We have made a horrifying discovery.
It has been a running joke among programmers that they are people who convert coffee into code. Similar jokes appear at times in other disciplines. Academics for instance, will sometimes claim that they are people who convert coffee into publications. It is of course patently absurd to think that this would be true.
And yet the number of exceptions I know of can be counted on one hand. I am among them. I do not drink coffee, but remain strangely productive, if we were to accept that coffee is a necessary element of producing code or research.
But does those few cases mean that we can dismiss the absurd out of hand? Of course not! This is the department for mad research, after all.
So I and my crack team of mad researchers set to it, and after many hours of poring over existing research, developing strange instruments for calculating and measuring the effects of non-caffeinated work on the newly discovered CAF-space, and setting up experiments on unwitting researchers from rival laboratories, we have come to some conclusions.
The laws of coffee to work item conversion appear related in some ways to the laws of thermodynamics. Just as with energy conversion, it is not a truly reversible process. If we take the specific example of programming, you could perhaps imagine a machine that could be hooked up to a code repository to produce coffee by scrambling code, but it would be so inefficient as to be practically useless. Though I’m sure no one would cry any tears over losing the entire Windows ME source code forever, the few drops of coffee you could squeeze out of it are arguably not worth the effort.
But as we discovered in the specific case of programming, for instance, code to code conversion is both possible and feasible! And I don’t mean in the simple sense of compilation. A well-functioning compiler will merely reproduce the same code in a different language. No, to write entirely new code without drinking coffee, you must forever scramble and destroy existing code somewhere else. The exact process by which this happens is still somewhat mysterious and obscure, even with the discovery of CAF-space. But it seems that I and a few other people hate coffee so much that we learned how to do it intuitively at a young age. It probably involves quantum in some way, but that’s not the point. The point is, whenever I write code, or do research, I achieve this by destroying the equivalent amount of code or research somewhere else, which is then lost forever.

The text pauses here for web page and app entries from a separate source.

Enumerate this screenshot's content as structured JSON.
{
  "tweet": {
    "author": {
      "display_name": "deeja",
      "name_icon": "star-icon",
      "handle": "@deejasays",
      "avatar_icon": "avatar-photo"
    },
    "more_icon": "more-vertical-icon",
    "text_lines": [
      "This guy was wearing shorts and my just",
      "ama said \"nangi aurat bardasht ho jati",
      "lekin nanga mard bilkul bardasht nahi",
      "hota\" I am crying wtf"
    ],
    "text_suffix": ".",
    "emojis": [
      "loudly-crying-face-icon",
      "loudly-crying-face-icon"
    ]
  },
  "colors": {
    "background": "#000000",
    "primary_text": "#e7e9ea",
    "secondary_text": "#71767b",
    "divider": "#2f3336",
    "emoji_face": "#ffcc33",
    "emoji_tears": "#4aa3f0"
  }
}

Maybe the single copy of a project you had stored gets scrambled by a harddrive failure. Or maybe an obscure research journal goes defunct, destroying research that would have been the foundation of a whole new area of science in a few years.
The process appears to be somewhat random, but backups, copies and distributed repositories makes it less likely that code will be sacrificed in the conversion. Thus, open source code and popular research goes mostly free. It is still possible however, if I end up writing a particularly brilliant piece of code, that all copies and versions of say, the TeX source code could disappear simultaneously in a seemingly impossibly improbable event.
It is unsettling and horrifying to realise that I am a monster who can only produce things of my own by destroying other people’s work forever. But our work must go on, and I really, really hate coffee too much to change my ways.
But hey, when has our conscience ever stopped us?
FOR (our) SCIENCE!